Securities Exclusion Bars Coverage for Claims Bearing “Incidental Relationship” to Excluded Conduct
Applying Texas law, a federal district court has held that a broadly-worded securities exclusion bars coverage of claims “incidental” to alleged misrepresentations made in connection with the sale of securities. Gleason v. Markel Am. Ins. Co., 2018 WL 538324 (E.D. Tex. Jan. 24, 2018). The court further held that an exception for claims involving transactions exempt from registration under the Securities Act of 1933 did not restore coverage under the policy.
The insurer issued a management liability policy with a directors and officers coverage part to a company indirectly owned by the plaintiffs based on their ownership interests in certain closely held companies. In 2014, the plaintiffs entered an agreement to sell their interests in the insured company to a separate holding company. The holding company filed suit against the plaintiffs, alleging they made false representations during negotiations and in the purchase agreement. The plaintiffs sought coverage under the policy as insured directors and officers of the company, which the insurer denied.

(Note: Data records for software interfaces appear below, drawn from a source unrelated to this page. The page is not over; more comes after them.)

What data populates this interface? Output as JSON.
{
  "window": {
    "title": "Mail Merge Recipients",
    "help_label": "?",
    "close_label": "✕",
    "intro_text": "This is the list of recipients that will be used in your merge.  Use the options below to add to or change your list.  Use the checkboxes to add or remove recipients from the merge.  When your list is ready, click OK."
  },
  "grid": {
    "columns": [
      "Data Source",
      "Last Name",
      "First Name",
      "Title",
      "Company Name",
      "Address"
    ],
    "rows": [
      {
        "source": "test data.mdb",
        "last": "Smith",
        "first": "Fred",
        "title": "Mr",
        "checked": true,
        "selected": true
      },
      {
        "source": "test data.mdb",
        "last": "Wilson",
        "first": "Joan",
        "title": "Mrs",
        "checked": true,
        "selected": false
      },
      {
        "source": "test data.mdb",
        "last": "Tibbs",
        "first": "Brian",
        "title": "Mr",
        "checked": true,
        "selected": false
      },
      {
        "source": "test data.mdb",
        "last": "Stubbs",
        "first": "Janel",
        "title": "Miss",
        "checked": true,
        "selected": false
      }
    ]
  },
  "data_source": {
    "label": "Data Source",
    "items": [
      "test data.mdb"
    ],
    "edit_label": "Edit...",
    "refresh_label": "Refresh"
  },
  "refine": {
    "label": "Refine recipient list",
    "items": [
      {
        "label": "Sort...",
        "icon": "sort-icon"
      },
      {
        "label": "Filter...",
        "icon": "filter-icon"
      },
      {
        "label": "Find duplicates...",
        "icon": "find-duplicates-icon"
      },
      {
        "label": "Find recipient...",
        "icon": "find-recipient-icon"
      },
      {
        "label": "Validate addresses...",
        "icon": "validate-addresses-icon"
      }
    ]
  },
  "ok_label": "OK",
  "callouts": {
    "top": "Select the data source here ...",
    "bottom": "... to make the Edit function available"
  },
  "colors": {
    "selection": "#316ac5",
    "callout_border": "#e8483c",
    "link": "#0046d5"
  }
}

In the resulting coverage litigation, the court granted summary judgment in favor of the insurer, holding that it had no duty to defend the plaintiffs in the underlying action. The policy provided coverage for wrongful acts, defined in part as “any actual or alleged error, misstatement, misleading statement, act, omission, neglect, or breach of duty by any Insured Person in their capacity as such or in an Outside Position.” The court held that the fact that the underlying action did not conclusively establish the capacity in which the plaintiffs were sued—i.e., as insureds or as sellers—did not preclude coverage under the policy. Rather, the court reasoned that because it was not “unreasonable” to read the allegations as “potentially alleging that the [plaintiffs] committed at least one ‘error, misstatement, misleading statement, act, omission, neglect, or breach of duty’ in their insured capacity,” coverage was triggered under the policy.
The court next reviewed the policy’s securities exclusion, which barred coverage for any claim “based upon, arising out of or in any way involving . . . the actual, alleged or attempted purchase or sale, or offer or solicitation of an offer to purchase or sell, any debt or equity securities.” The court relied on the broad “arising out of" language to conclude that “[a] claim need only bear an incidental relationship to the described conduct for the exclusion to apply.” It held that even if, as the plaintiffs argued, at least one of the allegations was not “caused by” the sale of their interests in the company, “all of the allegations bear, at the very least, an incidental relationship to the sale.”
The court also held that an exception to the exclusion that restored coverage for claims “based upon, arising out of or in any way involving . . . privateplacement transaction[s] exempt from registration under the Securities Act of 1933” did not apply. The Act exempts from registration “transactions by an issuer not involving any public offering,” and since the plaintiffs merely resold previously issued securities, they did not constitute “issuers” under the Act.